Hides and skins should also provide considerable export earnings, but the industry has suffered for a long time from fragmentation and lack of efficient central planning. Under the government’s Structural Reform Programme the industry was the first to be privatised in 1994-95. The proposal included three large tanneries and two shoemakers.

It was expected these reforms would revitalise the industry by introducing additional capital and manufacturing value added products. However, little interest was generated by the private sector and the industry has experienced a further decline.

Currently the country is continuing to export raw hides and skins, about 1 million in the 1999-2000 financial year. Exports of wet-blue hides, however, seldom exceed 60,000 annually. Local demand for finished leather has fallen to around 2,000 m2 a month and is supplied by small independent tanners.

The major tanneries at Mwanza in the north and Morogoro in central Tanzania remain closed as the owners cannot make their operations viable, while Moshi Leather Industries on the Kenya border usually operates below one third of capacity. The only major shoemaker in Morogoro has closed while the other, Bora Industries, concentrate on the production of plastic sandals.

This dismal prospect is not only due to industry problems. The Tanzanian economy has never recovered from the misguided attempts of the late Julius Nyerere, its first president, to introduce a centrally controlled economy based on the Chinese example. Thus unemployment is general, consumer incomes are very low, most live at subsistence level, and only the cheapest goods sell.

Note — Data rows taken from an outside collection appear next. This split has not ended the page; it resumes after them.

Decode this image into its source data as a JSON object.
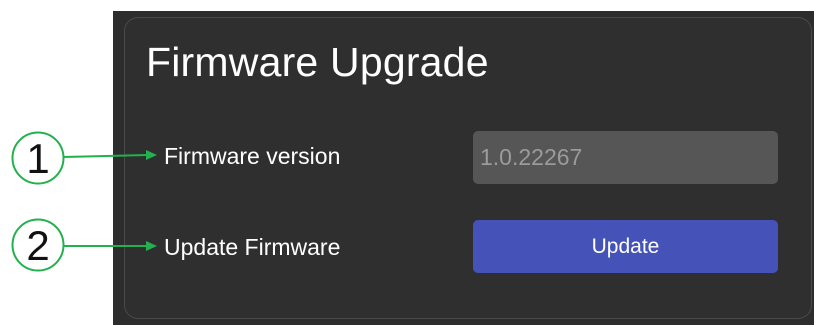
{
  "panel": {
    "title": "Firmware Upgrade"
  },
  "rows": {
    "version_label": "Firmware version",
    "version_value": "1.0.22267",
    "update_label": "Update Firmware",
    "update_button": "Update"
  },
  "callouts": [
    {
      "number": "1"
    },
    {
      "number": "2"
    }
  ],
  "colors": {
    "panel_bg": "#2f2f2f",
    "field_bg": "#565656",
    "button_bg": "#4553b8",
    "callout_green": "#22b14c"
  }
}
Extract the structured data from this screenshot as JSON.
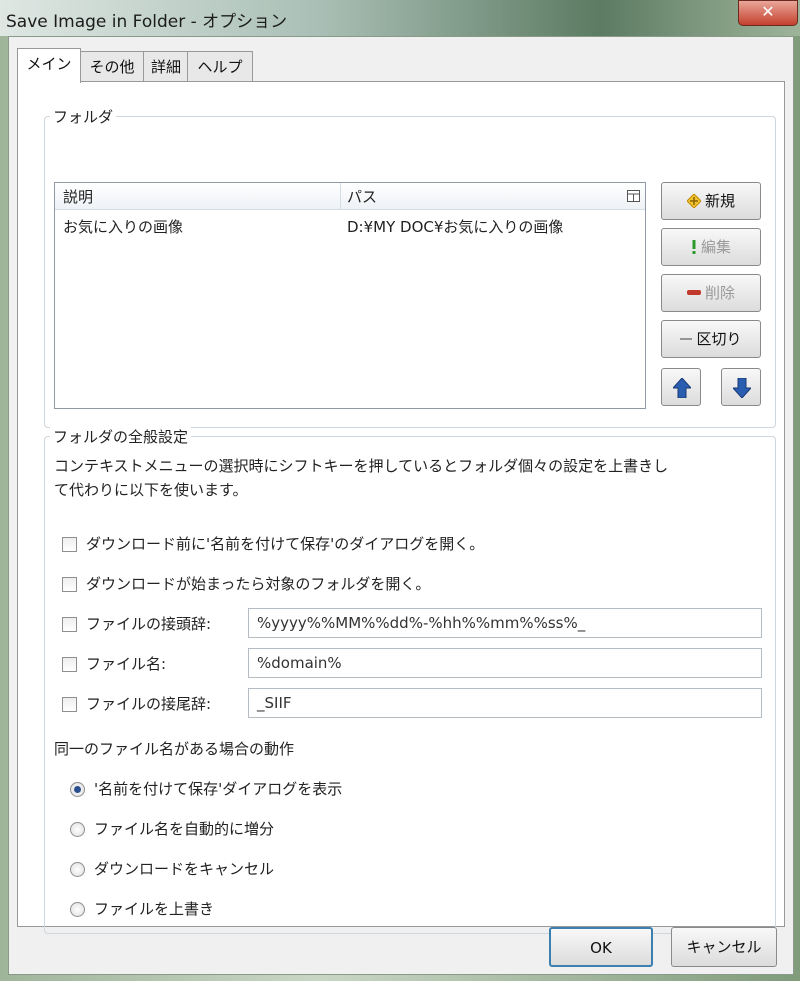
{
  "window": {
    "title": "Save Image in Folder - オプション",
    "close_label": "✕"
  },
  "tabs": [
    {
      "label": "メイン",
      "active": true
    },
    {
      "label": "その他",
      "active": false
    },
    {
      "label": "詳細",
      "active": false
    },
    {
      "label": "ヘルプ",
      "active": false
    }
  ],
  "folder_group": {
    "label": "フォルダ",
    "columns": {
      "description": "説明",
      "path": "パス"
    },
    "column_chooser_icon": "column-chooser-icon",
    "rows": [
      {
        "description": "お気に入りの画像",
        "path": "D:¥MY DOC¥お気に入りの画像"
      }
    ],
    "buttons": {
      "new": "新規",
      "edit": "編集",
      "delete": "削除",
      "separator": "区切り"
    },
    "new_icon": "diamond-plus-icon",
    "edit_icon": "exclamation-icon",
    "delete_icon": "minus-icon",
    "separator_icon": "dash-icon",
    "move_up_icon": "arrow-up-icon",
    "move_down_icon": "arrow-down-icon"
  },
  "global_group": {
    "label": "フォルダの全般設定",
    "description_line1": "コンテキストメニューの選択時にシフトキーを押しているとフォルダ個々の設定を上書きし",
    "description_line2": "て代わりに以下を使います。",
    "options": [
      {
        "label": "ダウンロード前に'名前を付けて保存'のダイアログを開く。",
        "checked": false
      },
      {
        "label": "ダウンロードが始まったら対象のフォルダを開く。",
        "checked": false
      }
    ],
    "prefix": {
      "label": "ファイルの接頭辞:",
      "value": "%yyyy%%MM%%dd%-%hh%%mm%%ss%_",
      "checked": false
    },
    "filename": {
      "label": "ファイル名:",
      "value": "%domain%",
      "checked": false
    },
    "suffix": {
      "label": "ファイルの接尾辞:",
      "value": "_SIIF",
      "checked": false
    }
  },
  "duplicate": {
    "heading": "同一のファイル名がある場合の動作",
    "options": [
      {
        "label": "'名前を付けて保存'ダイアログを表示",
        "checked": true
      },
      {
        "label": "ファイル名を自動的に増分",
        "checked": false
      },
      {
        "label": "ダウンロードをキャンセル",
        "checked": false
      },
      {
        "label": "ファイルを上書き",
        "checked": false
      }
    ]
  },
  "footer": {
    "ok": "OK",
    "cancel": "キャンセル"
  },
  "colors": {
    "accent": "#2a4f8f",
    "icon_yellow": "#e0a800",
    "icon_green": "#2e9a2e",
    "icon_red": "#c0392b",
    "icon_blue": "#2a5db0"
  }
}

A recent report on the leather industry commissioned by the government reported that exports of processed hides were negligible and at least 95% of hides and skins are exported raw, mainly to India, Pakistan, Hong Kong and Egypt. As a result the local industry had low capacity utilisation resulting in the closure of local processors with the loss of 600 jobs in tanning and 800 in the footwear sector.

All this is despite a decade of assistance from multinational agencies including Unido, while other SADAC countries and South Africa, which have similar economies, are importing raw hides and skins to expand their leather industries.

The report also posed the question of why had Asian countries managed to transform their leather industries from a position similar to Tanzania’s into profitable local manufacturing, and exporting value added leathergoods and shoes?

The report also recommended that the government should assist the industry to make it more profitable for tanners to process and export finished leather rather than remain as mere traders in raw hides. [While officially this is government policy, the current rhetoric is no substitute for action].

It urges the government to encourage local processing by offering an export incentive of 6% on wet-blues for an initial period of three years, as local tanners are geared to produce and export wet-blues but cannot currently operate at a profit. When they become profitable at this level then further incentives can be introduced to upgrade to the next level of processing, crust leather, and finally to the most profitable finished leather.

Normal price ratio of raw/wet-blue/crust/finished leather is approximately 25/50/100. To accelerate this upgrading the government should impose an export levy of 12% on export of raw hides and skins and the revenue collected used to encourage local processing industries and improving the quality of hides and skins.

The export levy would counter the export incentives offered to the tannery sector by those countries, including India, Pakistan, and Brazil, importing raw hides and skins from Tanzania. Since the incentive for value added exports is to be funded by the export levy, the entire scheme is self sustaining and is revenue neutral to the Government.

These policy measures will retain more value addition within the country and the local tanneries would begin to operate at viable capacity levels, thereby protecting the employment of Tanzanians. The report concluded that unless this government support is forthcoming there is no future for the industry.

Tanzania continues to export the majority of its hides and skins while its major buyers India and Pakistan, together with Ethiopia and the Sudan, have an historical ban on raw hide exports, and have only permitted the export of value added products from their own countries.

Another major problem is the often poor quality of the hides and skins offered to Tanzania’s tanneries. Many animals are slaughtered in villages where the meat is consumed, and the hides pinned to the ground, scraped and dried by women, rolled and kept in a hut until a dealer arrives to buy them, which does nothing to improve their quality and many are rejected.

The Veterinary Department has conducted workshops to demonstrate the benefits of drying and cleaning hides on wooden frames easily constructed from local trees. This has had limited effect despite the much higher prices received. The Department is also carrying out an extension programme to improve the standard of branding stock, as many traditional methods destroy a large area of hide.

However, as a disillusioned local businessman commented on the proposed export levy: ‘Once the government gets its hands on the money, as happened with similar schemes for other industries, it is diverted to subsidising its more politically desirable projects or increasing the size of the public service. And overseas aid solicited to support such schemes also has a habit of disappearing without much effect!’.